When I was in school, kids with developmental disabilities were segregated into separate classrooms. Students in the general population rarely saw them, much less played or worked with them. They were just those weird, scary kids who got shuffled around when the rest of us were doing regular school. A few of the more effusive kids with special needs were treated as adorable mascots, but there was certainly no concerted effort to integrate them, or to get to actually know them. Things have changed.
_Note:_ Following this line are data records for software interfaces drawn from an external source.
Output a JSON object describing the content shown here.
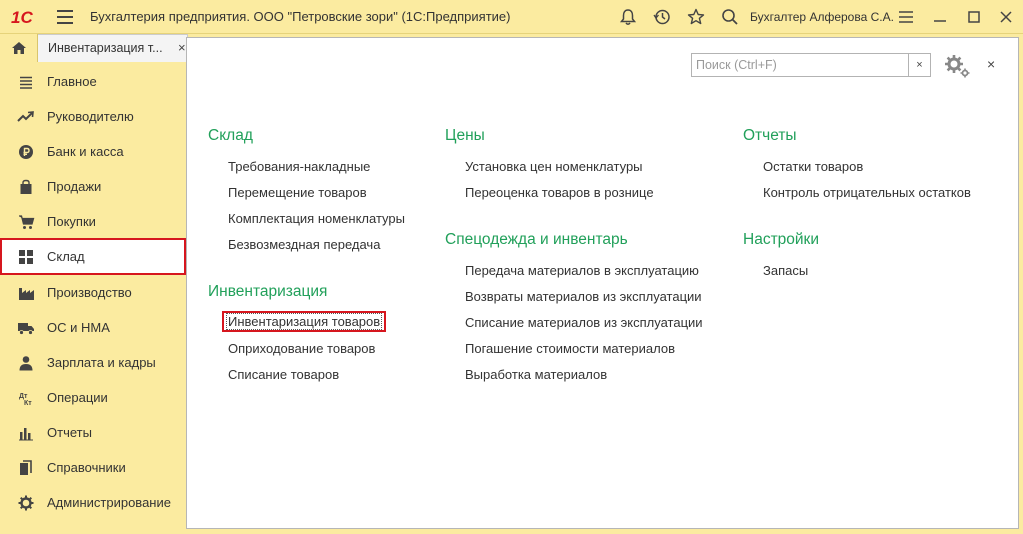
{
  "titlebar": {
    "logo_text": "1С",
    "title": "Бухгалтерия предприятия. ООО \"Петровские зори\"  (1С:Предприятие)",
    "icons": [
      "bell-icon",
      "history-icon",
      "star-icon",
      "search-icon"
    ],
    "user": "Бухгалтер Алферова С.А.",
    "window_buttons": [
      "settings-lines-icon",
      "minimize-icon",
      "maximize-icon",
      "close-icon"
    ]
  },
  "tabs": {
    "home_icon": "home-icon",
    "open_tab": {
      "label": "Инвентаризация т...",
      "close": "×"
    }
  },
  "sidebar": {
    "items": [
      {
        "label": "Главное",
        "icon": "menu-list-icon"
      },
      {
        "label": "Руководителю",
        "icon": "trend-icon"
      },
      {
        "label": "Банк и касса",
        "icon": "ruble-coin-icon"
      },
      {
        "label": "Продажи",
        "icon": "shopping-bag-icon"
      },
      {
        "label": "Покупки",
        "icon": "shopping-cart-icon"
      },
      {
        "label": "Склад",
        "icon": "warehouse-grid-icon",
        "active": true
      },
      {
        "label": "Производство",
        "icon": "factory-icon"
      },
      {
        "label": "ОС и НМА",
        "icon": "truck-icon"
      },
      {
        "label": "Зарплата и кадры",
        "icon": "people-icon"
      },
      {
        "label": "Операции",
        "icon": "debit-credit-icon"
      },
      {
        "label": "Отчеты",
        "icon": "bar-chart-icon"
      },
      {
        "label": "Справочники",
        "icon": "books-icon"
      },
      {
        "label": "Администрирование",
        "icon": "gear-icon"
      }
    ]
  },
  "main": {
    "search": {
      "placeholder": "Поиск (Ctrl+F)",
      "value": "",
      "clear": "×"
    },
    "close": "×",
    "colors": {
      "section": "#21a05a",
      "highlight": "#d6161e",
      "active_border": "#d6161e"
    },
    "sections": {
      "sklad": {
        "title": "Склад",
        "links": [
          "Требования-накладные",
          "Перемещение товаров",
          "Комплектация номенклатуры",
          "Безвозмездная передача"
        ]
      },
      "inventory": {
        "title": "Инвентаризация",
        "links": [
          "Инвентаризация товаров",
          "Оприходование товаров",
          "Списание товаров"
        ]
      },
      "prices": {
        "title": "Цены",
        "links": [
          "Установка цен номенклатуры",
          "Переоценка товаров в рознице"
        ]
      },
      "workwear": {
        "title": "Спецодежда и инвентарь",
        "links": [
          "Передача материалов в эксплуатацию",
          "Возвраты материалов из эксплуатации",
          "Списание материалов из эксплуатации",
          "Погашение стоимости материалов",
          "Выработка материалов"
        ]
      },
      "reports": {
        "title": "Отчеты",
        "links": [
          "Остатки товаров",
          "Контроль отрицательных остатков"
        ]
      },
      "settings": {
        "title": "Настройки",
        "links": [
          "Запасы"
        ]
      }
    }
  }
}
Another happy innovation: in my kids’ high school, the Interact club (the high school version of Rotary) has an initiative that encourages students to become friends with kids with special needs, checking in on them throughout the day, cheering them on, helping them get along with other students. I talked to a student from one high school in a different state, and he said that, as the year began, the kids with developmental disabilities were outcasts, and their classmates nervously averted their eyes, or even jeered at them. But once the school made an organized, explicit effort to bring them into the community, the special needs kids gradually became “rock stars,” collecting high fives and swapping nicknames with the other kids as they made their way down the hall. More than that, true friendships formed, which endured outside of the school.
These programs are very much in line with the aims of Jean Vanier, founder of L’Arche, a foundation which builds special communities where people with and without intellectual disabilities live and work together for their mutual benefit. How beautiful to see secular schools making a similar effort.
Sometimes it feels like the world is getting worse and worse, but this effort to integrate the developmentally disabled is a true, meaningful, and increasingly popular movement in American society. Even as there is a push to eliminate “imperfect” children before they are born, there is a simultaneous push to make contact and to build genuine relationships with people with developmental disabilities, for their benefit and for the benefit of the non-disabled population.
Little green shoots! They’re there if you look for them.